» **Brief**: Beneath this task are records; count the lines among them that contain the word "true" and answer with the number only.
|---|
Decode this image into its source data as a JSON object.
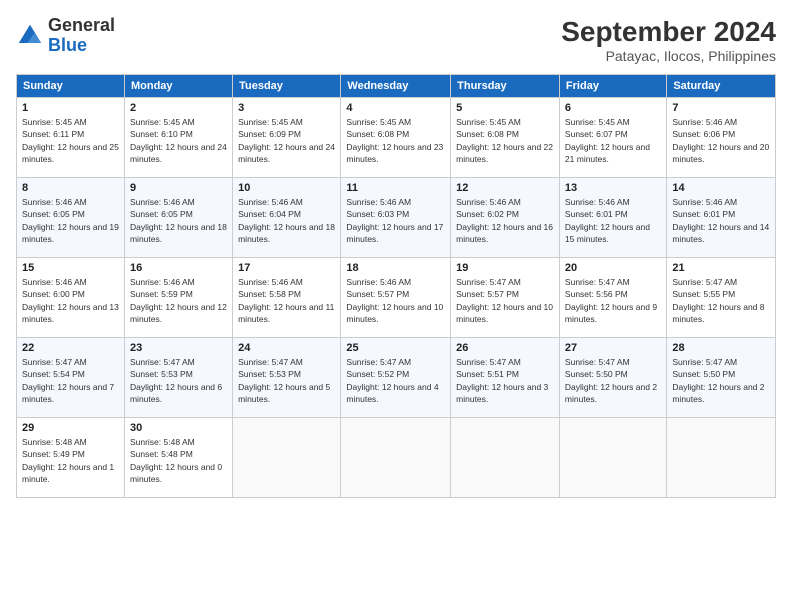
{
  "header": {
    "logo_general": "General",
    "logo_blue": "Blue",
    "month_year": "September 2024",
    "location": "Patayac, Ilocos, Philippines"
  },
  "weekdays": [
    "Sunday",
    "Monday",
    "Tuesday",
    "Wednesday",
    "Thursday",
    "Friday",
    "Saturday"
  ],
  "weeks": [
    [
      {
        "day": "1",
        "sunrise": "5:45 AM",
        "sunset": "6:11 PM",
        "daylight": "12 hours and 25 minutes."
      },
      {
        "day": "2",
        "sunrise": "5:45 AM",
        "sunset": "6:10 PM",
        "daylight": "12 hours and 24 minutes."
      },
      {
        "day": "3",
        "sunrise": "5:45 AM",
        "sunset": "6:09 PM",
        "daylight": "12 hours and 24 minutes."
      },
      {
        "day": "4",
        "sunrise": "5:45 AM",
        "sunset": "6:08 PM",
        "daylight": "12 hours and 23 minutes."
      },
      {
        "day": "5",
        "sunrise": "5:45 AM",
        "sunset": "6:08 PM",
        "daylight": "12 hours and 22 minutes."
      },
      {
        "day": "6",
        "sunrise": "5:45 AM",
        "sunset": "6:07 PM",
        "daylight": "12 hours and 21 minutes."
      },
      {
        "day": "7",
        "sunrise": "5:46 AM",
        "sunset": "6:06 PM",
        "daylight": "12 hours and 20 minutes."
      }
    ],
    [
      {
        "day": "8",
        "sunrise": "5:46 AM",
        "sunset": "6:05 PM",
        "daylight": "12 hours and 19 minutes."
      },
      {
        "day": "9",
        "sunrise": "5:46 AM",
        "sunset": "6:05 PM",
        "daylight": "12 hours and 18 minutes."
      },
      {
        "day": "10",
        "sunrise": "5:46 AM",
        "sunset": "6:04 PM",
        "daylight": "12 hours and 18 minutes."
      },
      {
        "day": "11",
        "sunrise": "5:46 AM",
        "sunset": "6:03 PM",
        "daylight": "12 hours and 17 minutes."
      },
      {
        "day": "12",
        "sunrise": "5:46 AM",
        "sunset": "6:02 PM",
        "daylight": "12 hours and 16 minutes."
      },
      {
        "day": "13",
        "sunrise": "5:46 AM",
        "sunset": "6:01 PM",
        "daylight": "12 hours and 15 minutes."
      },
      {
        "day": "14",
        "sunrise": "5:46 AM",
        "sunset": "6:01 PM",
        "daylight": "12 hours and 14 minutes."
      }
    ],
    [
      {
        "day": "15",
        "sunrise": "5:46 AM",
        "sunset": "6:00 PM",
        "daylight": "12 hours and 13 minutes."
      },
      {
        "day": "16",
        "sunrise": "5:46 AM",
        "sunset": "5:59 PM",
        "daylight": "12 hours and 12 minutes."
      },
      {
        "day": "17",
        "sunrise": "5:46 AM",
        "sunset": "5:58 PM",
        "daylight": "12 hours and 11 minutes."
      },
      {
        "day": "18",
        "sunrise": "5:46 AM",
        "sunset": "5:57 PM",
        "daylight": "12 hours and 10 minutes."
      },
      {
        "day": "19",
        "sunrise": "5:47 AM",
        "sunset": "5:57 PM",
        "daylight": "12 hours and 10 minutes."
      },
      {
        "day": "20",
        "sunrise": "5:47 AM",
        "sunset": "5:56 PM",
        "daylight": "12 hours and 9 minutes."
      },
      {
        "day": "21",
        "sunrise": "5:47 AM",
        "sunset": "5:55 PM",
        "daylight": "12 hours and 8 minutes."
      }
    ],
    [
      {
        "day": "22",
        "sunrise": "5:47 AM",
        "sunset": "5:54 PM",
        "daylight": "12 hours and 7 minutes."
      },
      {
        "day": "23",
        "sunrise": "5:47 AM",
        "sunset": "5:53 PM",
        "daylight": "12 hours and 6 minutes."
      },
      {
        "day": "24",
        "sunrise": "5:47 AM",
        "sunset": "5:53 PM",
        "daylight": "12 hours and 5 minutes."
      },
      {
        "day": "25",
        "sunrise": "5:47 AM",
        "sunset": "5:52 PM",
        "daylight": "12 hours and 4 minutes."
      },
      {
        "day": "26",
        "sunrise": "5:47 AM",
        "sunset": "5:51 PM",
        "daylight": "12 hours and 3 minutes."
      },
      {
        "day": "27",
        "sunrise": "5:47 AM",
        "sunset": "5:50 PM",
        "daylight": "12 hours and 2 minutes."
      },
      {
        "day": "28",
        "sunrise": "5:47 AM",
        "sunset": "5:50 PM",
        "daylight": "12 hours and 2 minutes."
      }
    ],
    [
      {
        "day": "29",
        "sunrise": "5:48 AM",
        "sunset": "5:49 PM",
        "daylight": "12 hours and 1 minute."
      },
      {
        "day": "30",
        "sunrise": "5:48 AM",
        "sunset": "5:48 PM",
        "daylight": "12 hours and 0 minutes."
      },
      null,
      null,
      null,
      null,
      null
    ]
  ]
}
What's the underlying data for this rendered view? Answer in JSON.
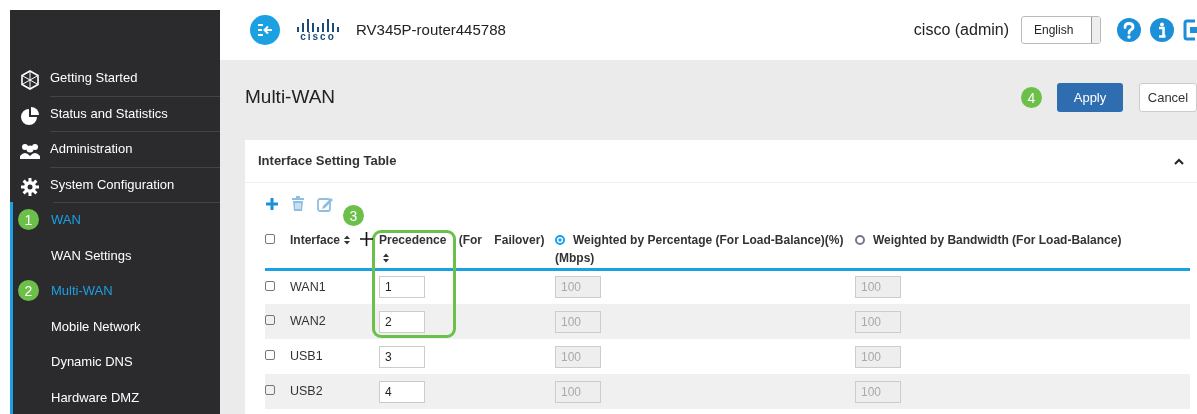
{
  "header": {
    "logo_text": "cisco",
    "hostname": "RV345P-router445788",
    "user": "cisco (admin)",
    "language": "English"
  },
  "sidebar": {
    "items": [
      {
        "label": "Getting Started",
        "kind": "section",
        "selected": false
      },
      {
        "label": "Status and Statistics",
        "kind": "section",
        "selected": false
      },
      {
        "label": "Administration",
        "kind": "section",
        "selected": false
      },
      {
        "label": "System Configuration",
        "kind": "section",
        "selected": false
      },
      {
        "label": "WAN",
        "kind": "group",
        "selected": true,
        "callout": "1",
        "children": [
          {
            "label": "WAN Settings",
            "selected": false
          },
          {
            "label": "Multi-WAN",
            "selected": true,
            "callout": "2"
          },
          {
            "label": "Mobile Network",
            "selected": false
          },
          {
            "label": "Dynamic DNS",
            "selected": false
          },
          {
            "label": "Hardware DMZ",
            "selected": false
          }
        ]
      }
    ]
  },
  "page": {
    "title": "Multi-WAN",
    "buttons": [
      {
        "label": "Apply",
        "kind": "primary",
        "callout": "4"
      },
      {
        "label": "Cancel",
        "kind": "secondary"
      }
    ]
  },
  "card": {
    "title": "Interface Setting Table",
    "expanded": true
  },
  "table": {
    "select_all_checked": false,
    "columns": [
      {
        "label": "Interface",
        "sortable": true
      },
      {
        "label": "Precedence (For Failover)",
        "sortable": true,
        "callout": "3",
        "highlighted": true
      }
    ],
    "weight_modes": [
      {
        "label": "Weighted by Percentage (For Load-Balance)(%)",
        "selected": true
      },
      {
        "label": "Weighted by Bandwidth (For Load-Balance)",
        "selected": false
      }
    ],
    "weight_unit": "(Mbps)",
    "rows": [
      {
        "checked": false,
        "interface": "WAN1",
        "precedence": "1",
        "percentage": "100",
        "bandwidth": "100",
        "weights_disabled": true
      },
      {
        "checked": false,
        "interface": "WAN2",
        "precedence": "2",
        "percentage": "100",
        "bandwidth": "100",
        "weights_disabled": true
      },
      {
        "checked": false,
        "interface": "USB1",
        "precedence": "3",
        "percentage": "100",
        "bandwidth": "100",
        "weights_disabled": true
      },
      {
        "checked": false,
        "interface": "USB2",
        "precedence": "4",
        "percentage": "100",
        "bandwidth": "100",
        "weights_disabled": true
      }
    ]
  }
}
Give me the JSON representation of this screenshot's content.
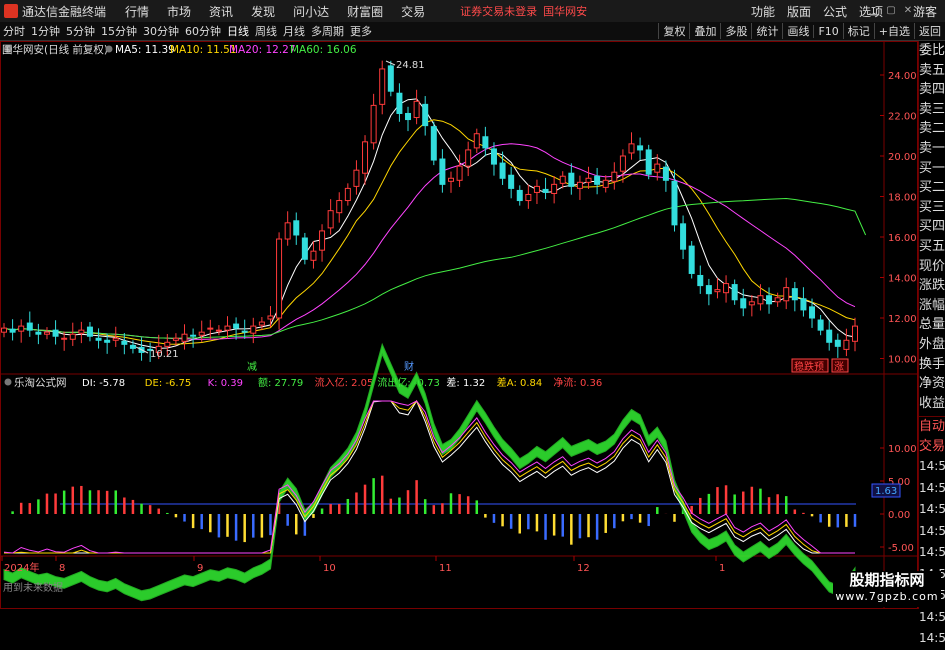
{
  "window": {
    "title": "通达信金融终端",
    "menu": [
      "行情",
      "市场",
      "资讯",
      "发现",
      "问小达",
      "财富圈",
      "交易"
    ],
    "status": "证券交易未登录",
    "stock_name": "国华网安",
    "right_menu": [
      "功能",
      "版面",
      "公式",
      "选项"
    ],
    "guest": "游客"
  },
  "toolbar": {
    "periods": [
      "分时",
      "1分钟",
      "5分钟",
      "15分钟",
      "30分钟",
      "60分钟",
      "日线",
      "周线",
      "月线",
      "多周期",
      "更多"
    ],
    "active_period": "日线",
    "right_buttons": [
      "复权",
      "叠加",
      "多股",
      "统计",
      "画线",
      "F10",
      "标记",
      "+自选",
      "返回"
    ]
  },
  "main_chart": {
    "legend_title": "国华网安(日线 前复权)",
    "ma": [
      {
        "label": "MA5: 11.39",
        "color": "#ffffff"
      },
      {
        "label": "MA10: 11.51",
        "color": "#ffd700"
      },
      {
        "label": "MA20: 12.27",
        "color": "#ff44ff"
      },
      {
        "label": "MA60: 16.06",
        "color": "#44ee44"
      }
    ],
    "high_label": "24.81",
    "low_label": "10.21",
    "y_ticks": [
      "24.00",
      "22.00",
      "20.00",
      "18.00",
      "16.00",
      "14.00",
      "12.00",
      "10.00"
    ],
    "markers": [
      {
        "text": "减",
        "color": "#44ee44"
      },
      {
        "text": "财",
        "color": "#5599ff"
      },
      {
        "text": "稳跌预",
        "color": "#ff4444"
      },
      {
        "text": "涨",
        "color": "#ff4444"
      }
    ]
  },
  "indicator": {
    "name": "乐淘公式网",
    "values": [
      {
        "label": "DI: -5.78",
        "color": "#ffffff"
      },
      {
        "label": "DE: -6.75",
        "color": "#ffd700"
      },
      {
        "label": "K: 0.39",
        "color": "#ff44ff"
      },
      {
        "label": "额: 27.79",
        "color": "#44ee44"
      },
      {
        "label": "流入亿: 2.05",
        "color": "#ff4444"
      },
      {
        "label": "流出亿: -0.73",
        "color": "#44ee44"
      },
      {
        "label": "差: 1.32",
        "color": "#ffffff"
      },
      {
        "label": "差A: 0.84",
        "color": "#ffd700"
      },
      {
        "label": "净流: 0.36",
        "color": "#ff4444"
      }
    ],
    "y_ticks": [
      "10.00",
      "5.00",
      "0.00",
      "-5.00"
    ],
    "current": "1.63",
    "footnote": "用到未来数据"
  },
  "x_axis": [
    "2024年",
    "8",
    "9",
    "10",
    "11",
    "12",
    "1"
  ],
  "side_panel": {
    "items": [
      "委比",
      "卖五",
      "卖四",
      "卖三",
      "卖二",
      "卖一",
      "买一",
      "买二",
      "买三",
      "买四",
      "买五",
      "现价",
      "涨跌",
      "涨幅",
      "总量",
      "外盘",
      "换手",
      "净资",
      "收益"
    ],
    "items2": [
      "自动",
      "交易"
    ],
    "times": [
      "14:56",
      "14:56",
      "14:56",
      "14:56",
      "14:56",
      "14:56",
      "14:56",
      "14:56",
      "14:56"
    ]
  },
  "watermark": {
    "line1": "股期指标网",
    "line2": "www.7gpzb.com"
  }
}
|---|
» **Answer box**: 11